The Foundry held the dubious distinction as Boulder, Colorado’s coolest nightspot. It was a sprawling, brick-walled, high-ceilinged former theater filled with mostly ornamental pool tables. It was a regular haunt at the peak of my drinking career.
One night in the spring of 1998, I went there with my buddy Drew. It was a sausage-fest, littered with hapless guys in baseball caps, nursing their drinks complaining about the lack of women.
This night occurred during my halcyon drinking days. I had recently returned from a bicycle expedition from Boulder to Seattle to Portland, Maine. I left a pudgy faced, thin-limbed boy, I returned a chisel-faced, strapping man. To exploit my new appearance, I started going out all the time, getting the attention I had longed for, but never received, in my adolescence. And whereas my previous intoxicant was marijuana, a substance I used to smother my libidinous urgings, I was now drinking bourbon, which gave those same urgings megaphonic volume.
So there I was in this charcuterie, 21, handsome, cocksure and reaching a sweet-spot with my bourbon buzz.

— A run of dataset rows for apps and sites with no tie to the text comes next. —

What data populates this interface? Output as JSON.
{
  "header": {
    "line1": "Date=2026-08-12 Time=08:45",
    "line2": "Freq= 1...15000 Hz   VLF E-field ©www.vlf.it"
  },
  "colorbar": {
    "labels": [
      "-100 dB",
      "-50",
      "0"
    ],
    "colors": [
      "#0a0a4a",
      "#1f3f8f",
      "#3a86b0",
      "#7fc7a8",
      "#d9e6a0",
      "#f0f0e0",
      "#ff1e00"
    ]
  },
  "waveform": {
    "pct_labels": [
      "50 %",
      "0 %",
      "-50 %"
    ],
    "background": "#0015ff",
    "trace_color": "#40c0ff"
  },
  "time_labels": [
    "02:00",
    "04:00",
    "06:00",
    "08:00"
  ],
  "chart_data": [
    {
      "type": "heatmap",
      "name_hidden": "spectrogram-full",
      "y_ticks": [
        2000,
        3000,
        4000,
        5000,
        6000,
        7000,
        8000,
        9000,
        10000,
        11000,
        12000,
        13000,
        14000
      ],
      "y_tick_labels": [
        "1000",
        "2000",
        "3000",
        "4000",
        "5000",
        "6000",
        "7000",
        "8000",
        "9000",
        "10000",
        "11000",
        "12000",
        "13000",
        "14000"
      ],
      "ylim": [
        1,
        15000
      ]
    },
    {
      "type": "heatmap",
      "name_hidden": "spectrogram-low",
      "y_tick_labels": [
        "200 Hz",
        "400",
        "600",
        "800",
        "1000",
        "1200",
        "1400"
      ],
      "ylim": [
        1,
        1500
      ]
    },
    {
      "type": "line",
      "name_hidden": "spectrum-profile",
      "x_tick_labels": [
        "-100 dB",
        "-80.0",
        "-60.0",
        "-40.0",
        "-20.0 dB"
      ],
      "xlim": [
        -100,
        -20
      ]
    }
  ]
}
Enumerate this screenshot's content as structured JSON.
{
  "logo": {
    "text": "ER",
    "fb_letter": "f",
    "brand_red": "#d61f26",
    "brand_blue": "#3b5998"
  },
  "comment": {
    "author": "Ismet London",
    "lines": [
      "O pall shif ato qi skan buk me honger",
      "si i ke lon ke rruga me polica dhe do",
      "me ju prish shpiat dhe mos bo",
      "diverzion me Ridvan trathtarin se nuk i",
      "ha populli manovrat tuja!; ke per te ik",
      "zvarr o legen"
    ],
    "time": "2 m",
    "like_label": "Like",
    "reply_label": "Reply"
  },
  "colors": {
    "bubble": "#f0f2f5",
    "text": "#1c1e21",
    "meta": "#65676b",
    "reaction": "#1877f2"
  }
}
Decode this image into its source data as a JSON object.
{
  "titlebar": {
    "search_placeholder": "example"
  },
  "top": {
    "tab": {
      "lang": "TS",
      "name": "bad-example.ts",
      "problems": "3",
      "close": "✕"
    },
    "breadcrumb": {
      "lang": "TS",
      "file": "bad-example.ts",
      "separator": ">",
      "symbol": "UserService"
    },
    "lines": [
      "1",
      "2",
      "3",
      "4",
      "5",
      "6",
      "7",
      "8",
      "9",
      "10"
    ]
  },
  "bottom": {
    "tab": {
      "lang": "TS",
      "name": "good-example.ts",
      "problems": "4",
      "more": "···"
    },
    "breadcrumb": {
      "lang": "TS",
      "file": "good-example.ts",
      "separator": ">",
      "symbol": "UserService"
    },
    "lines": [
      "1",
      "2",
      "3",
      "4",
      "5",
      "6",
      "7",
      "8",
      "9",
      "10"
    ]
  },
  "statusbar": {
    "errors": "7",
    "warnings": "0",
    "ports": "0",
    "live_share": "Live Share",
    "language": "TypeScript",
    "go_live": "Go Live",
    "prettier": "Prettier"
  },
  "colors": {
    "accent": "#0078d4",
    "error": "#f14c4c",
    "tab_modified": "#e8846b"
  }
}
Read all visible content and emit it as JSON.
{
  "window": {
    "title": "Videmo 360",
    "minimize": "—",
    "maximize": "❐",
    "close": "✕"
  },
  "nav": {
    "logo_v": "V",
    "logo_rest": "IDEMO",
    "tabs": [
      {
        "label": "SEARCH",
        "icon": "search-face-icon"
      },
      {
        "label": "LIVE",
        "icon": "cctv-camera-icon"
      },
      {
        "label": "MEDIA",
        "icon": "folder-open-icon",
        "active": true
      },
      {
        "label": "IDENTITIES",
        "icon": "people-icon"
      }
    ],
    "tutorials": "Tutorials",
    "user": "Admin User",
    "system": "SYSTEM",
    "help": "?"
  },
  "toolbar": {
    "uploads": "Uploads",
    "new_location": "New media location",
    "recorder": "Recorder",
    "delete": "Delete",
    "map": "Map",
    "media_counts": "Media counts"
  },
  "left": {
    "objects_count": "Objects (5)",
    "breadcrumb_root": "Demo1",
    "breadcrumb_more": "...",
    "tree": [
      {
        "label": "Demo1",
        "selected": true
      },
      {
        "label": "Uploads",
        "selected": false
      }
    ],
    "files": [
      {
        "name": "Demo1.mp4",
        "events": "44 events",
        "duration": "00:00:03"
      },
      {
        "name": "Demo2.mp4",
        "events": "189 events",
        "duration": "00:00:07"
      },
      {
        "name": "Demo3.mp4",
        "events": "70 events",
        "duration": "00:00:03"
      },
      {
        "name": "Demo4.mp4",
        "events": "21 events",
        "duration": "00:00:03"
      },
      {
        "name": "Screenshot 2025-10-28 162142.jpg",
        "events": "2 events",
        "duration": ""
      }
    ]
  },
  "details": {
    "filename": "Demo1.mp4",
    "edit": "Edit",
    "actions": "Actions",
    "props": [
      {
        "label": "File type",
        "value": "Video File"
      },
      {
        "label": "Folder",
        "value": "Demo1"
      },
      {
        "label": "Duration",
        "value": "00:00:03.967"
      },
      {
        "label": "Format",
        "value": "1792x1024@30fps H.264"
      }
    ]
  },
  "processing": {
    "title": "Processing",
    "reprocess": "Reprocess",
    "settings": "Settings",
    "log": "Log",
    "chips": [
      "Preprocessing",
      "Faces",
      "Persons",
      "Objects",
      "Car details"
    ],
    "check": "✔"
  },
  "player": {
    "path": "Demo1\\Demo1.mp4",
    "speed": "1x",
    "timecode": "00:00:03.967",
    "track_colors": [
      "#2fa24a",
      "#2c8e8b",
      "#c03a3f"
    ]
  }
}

Big Pete was a rotund twenty-year-old with thinning red hair that reached down to his butt. He sold and consumed copious amounts of cocaine. He drove his Jeep on a suspended drivers license. He gorged nightly on beef jerky shoplifted from 7-Eleven.
His roommate, The Captain, owed his name to his affection for Captain Morgan rum. The Captain was a bald-on-top, mullet-down-below, goateed, beer-bellied, mid-forties, unemployed chef from Boston. He sat around his apartment all day pulling bong hits, consuming Captain and Cokes and watching MASH reruns on the FX channel.
In April of 1998, the two things I was most passionate about—whiskey and my motorcycle—produced an unfortunate, if predictable, collision.
I had just left a concert at the Fox Theatre in Boulder, Colorado, after a long day of partying—drinks and barbecue at my friend Todd’s before the show, several more drinks at the show. I decided a feast of Taco Bell would be the perfect ending on this long, bourbon-soaked day.
I got on my bike and rode a block up 13th Street (the main drag for Boulder’s “Hill” section). I took a left on College avenue and stopped at the light at Broadway, before taking a right onto Broadway and riding south toward Taco Bell.
I guess I only thought I came to a stop at the light, because a few seconds after turning onto Broadway, bright, unmistakable, blue-and-red lights lit up my backside.
In that moment, I saw two options:
Pay the consequences. Pull over and get a DUI. In Boulder this meant plea-bargaining down to a DWAI (driving while ability impaired) because it was my first offense, taking alcohol education classes, doing 24 hours of community service and shelling out around $1500. I knew these consequences because I was the last of my peers to get one.
Escape. Grab the clutch, downshift and get the hell away from Johnny Law. No cops, no court, no money, no classes, no community service, no consequences.
With roughly a mile of straight and clear road in front of me, a motorcycle that could hit 60 in under 4 seconds and ample whiskey coursing through my blood, the decision seemed clear.
The “Big Book” of Alcoholics Anonymous was the “Four Hour Work Week” of its day. It was meant as a practical guide to show you how to do something. Unlike the “Four Hour Work Week,” which deals with outsourcing, the “Big Book” (whose real title is simply “Alcoholics Anonymous”), was meant to show people how to stop drinking themselves to death and live happy lives.
It was also addressed to those who were affected by alcoholics. There are chapters entitled To Wives, To Employers and The Family Afterwards, each addressed to their respective constituents. The first of these chapters, To Wives, is a seemingly anachronistic text. The suggestion that women are the only gender affected by alcoholism is the first tip off that this was written in a different era. Perhaps it was decided To Domestic Partner lacked zing.
The chapter’s text is filled with oft-derided suggestions to the the wife like, “Cheerfully see him through more sprees,” as if this were something anyone could do cheerfully. Yet the most interesting aspect of the chapter is the idea of marriage as a commitment kept. There are a few mentions of leaving the alcoholic husband, and when there are they are always followed by asterisks, reminding the wife that the husband is sick and deserves her devotion and stick-to-itiveness. All situations brought up in the chapter—verbal and physical abuse, adultery, incarceration, abandonment—are framed by a doggedness in keeping a commitment. It’s not that a commitment to someone or something couldn’t include choosing to leave, but it’s a suggestion that we are going to do everything in our power to make something work. Continue reading “Free to Commit”